Investing Our Endowment
How we invest and manage our endowment, which has crossed the $1 billion mark before, can ensure we align our investments with our purpose, just like our grants.
23. As a signatory to the Canadian Investor Statement on Diversity & Inclusion, we are engaging our investment managers in conversations about how they incorporate Environmental, Social, and Governance (ESG) factors as well as diversity and inclusion into their organizational strategy in order to help share knowledge in the industry.
24. We are preparing to launch a new impact investment stream that will be available for donors to provide capital to fund initiatives that create a positive social or environmental impact. The financial return created on the capital can then be re-invested into other initiatives.
25. We are auditing our endowment’s carbon footprint to see how we align with the Paris Agreement targets on climate change. In addition, we are looking at how sustainable the companies we invest in are, measured against standards developed by the UN Sustainable Development Goals.
26. Today, 94% of our endowment is invested by managers committed to the UN Principles for Responsible Investment.
Learning and Unlearning
To underscore and support the development of new processes and policies, we’ve also made time to learn about concepts and ideas in reconciliation, anti-racism, anti-oppression, and JEDI (Justice, Equity, Diversity, Inclusion) throughout the year.
27. In an all-staff training, we broke down the traits of what we considered a “normal” and “professional” work culture (a white-dominant culture) and learned about alternative and more decolonial ways of working together.
28. Formed a “Purpose Team” made up of six staff, which examines the purpose and role of philanthropy through a JEDI lens and develop a learning plan for the organization.
29. Six staff enrolled in The Circle on Philanthropy and Aboriginal Peoples in Canada’s Partners in Reciprocity program, a year-long fellowship to practice reciprocal and decolonial ways of philanthropy.
30. Formed a staff-led JEDI Committee, which has a mandate to shift organizational culture to support our commitments to change. The committee includes two board members and three members from executive leadership.

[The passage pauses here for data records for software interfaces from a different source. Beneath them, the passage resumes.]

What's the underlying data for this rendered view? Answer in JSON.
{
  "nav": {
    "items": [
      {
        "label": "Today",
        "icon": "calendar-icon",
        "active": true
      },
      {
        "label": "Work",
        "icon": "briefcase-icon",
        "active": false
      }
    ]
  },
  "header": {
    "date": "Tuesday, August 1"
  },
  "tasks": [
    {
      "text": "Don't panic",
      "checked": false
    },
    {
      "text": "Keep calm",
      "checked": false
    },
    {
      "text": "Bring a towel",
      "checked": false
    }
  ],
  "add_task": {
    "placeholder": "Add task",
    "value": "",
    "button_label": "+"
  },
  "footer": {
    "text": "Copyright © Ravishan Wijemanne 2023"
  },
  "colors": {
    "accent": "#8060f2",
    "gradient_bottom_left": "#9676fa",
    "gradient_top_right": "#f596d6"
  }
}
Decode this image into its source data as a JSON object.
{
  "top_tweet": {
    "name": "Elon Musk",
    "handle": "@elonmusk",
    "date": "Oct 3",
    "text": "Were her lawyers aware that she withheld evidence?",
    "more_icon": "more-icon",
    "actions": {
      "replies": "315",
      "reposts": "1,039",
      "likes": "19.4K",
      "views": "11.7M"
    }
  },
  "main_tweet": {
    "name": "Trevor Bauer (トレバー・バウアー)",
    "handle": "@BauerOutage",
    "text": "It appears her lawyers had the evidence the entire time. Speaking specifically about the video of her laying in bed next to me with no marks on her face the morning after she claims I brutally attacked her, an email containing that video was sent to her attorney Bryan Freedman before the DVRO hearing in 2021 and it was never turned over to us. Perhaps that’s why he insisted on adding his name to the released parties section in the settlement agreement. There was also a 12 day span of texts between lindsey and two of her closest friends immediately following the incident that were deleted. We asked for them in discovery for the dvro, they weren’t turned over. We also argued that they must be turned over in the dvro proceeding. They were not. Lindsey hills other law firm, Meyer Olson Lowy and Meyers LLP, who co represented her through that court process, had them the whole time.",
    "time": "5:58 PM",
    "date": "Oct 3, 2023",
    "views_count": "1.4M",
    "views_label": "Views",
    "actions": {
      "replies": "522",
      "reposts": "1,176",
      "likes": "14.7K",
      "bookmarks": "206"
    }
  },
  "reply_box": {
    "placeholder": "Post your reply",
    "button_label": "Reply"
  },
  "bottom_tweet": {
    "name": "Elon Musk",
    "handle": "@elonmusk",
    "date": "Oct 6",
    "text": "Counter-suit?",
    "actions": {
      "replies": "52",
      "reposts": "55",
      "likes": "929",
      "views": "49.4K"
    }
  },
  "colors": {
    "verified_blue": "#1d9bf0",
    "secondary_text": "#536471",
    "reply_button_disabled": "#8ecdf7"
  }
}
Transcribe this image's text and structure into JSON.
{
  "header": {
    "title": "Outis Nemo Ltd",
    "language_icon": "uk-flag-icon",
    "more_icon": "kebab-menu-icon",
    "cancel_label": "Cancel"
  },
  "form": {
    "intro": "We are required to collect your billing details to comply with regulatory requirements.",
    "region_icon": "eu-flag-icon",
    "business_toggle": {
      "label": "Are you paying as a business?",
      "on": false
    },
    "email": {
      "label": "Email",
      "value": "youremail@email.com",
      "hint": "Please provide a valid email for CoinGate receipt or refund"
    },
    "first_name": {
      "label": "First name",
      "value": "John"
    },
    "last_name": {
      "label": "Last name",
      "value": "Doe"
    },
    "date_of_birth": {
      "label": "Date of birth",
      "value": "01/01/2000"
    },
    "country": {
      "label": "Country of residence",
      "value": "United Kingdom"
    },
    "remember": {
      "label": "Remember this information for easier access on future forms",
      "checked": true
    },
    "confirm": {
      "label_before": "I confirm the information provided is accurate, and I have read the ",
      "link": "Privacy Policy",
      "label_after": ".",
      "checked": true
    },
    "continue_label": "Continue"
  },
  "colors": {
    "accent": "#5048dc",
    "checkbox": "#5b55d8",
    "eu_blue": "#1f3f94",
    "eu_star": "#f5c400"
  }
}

31. To create more time for learning and developing new systems in our Granting & Community Initiatives department, we granted out our entire Systems Change and Participatory Action Research grant budget in one cycle, rather than two cycles as in past years.
32. Introduced meeting-free and email-free time in staff calendars where our colleagues have self-directed time for reflection, learning, and strategizing.
33. Our executive leadership and board of directors will receive 1:1 coaching to learn, heal, and build skills for inclusive and transformative management so that they are equipped to support Vancouver Foundation to meet our commitments.
Philanthropy’s role is changing. As a community foundation, we’re committed to understanding how power and systems intersect in our communities to create unique barriers for people and act accordingly. We must grant in a way that recognizes this. And we must do our part to change the systems that limit our work.
We cannot ignore that it has been six years since the Truth and Reconciliation’s Calls to Action were released and that few have been completed.
We cannot ignore that it took the tragic discovery of 215 children at the site of a former residential school to bring the remainder of the “Missing Children and Burial Information” Calls to Action to the top of the government’s to-do list.
We cannot ignore police brutality, which disproportionately affects Black and Indigenous people.
We cannot ignore the surge in hate crimes since the start of the pandemic, bringing Vancouver to notoriety as the anti-Asian hate crime capital of North America.
These actions are steps in Vancouver Foundation’s journey. We’re grateful to each one of you who have called on us to do better for marginalized communities. To see our potential for good, for healing, and for real change, as a community foundation. To shift and share power with our communities, so that we can move to a future where everyone belongs.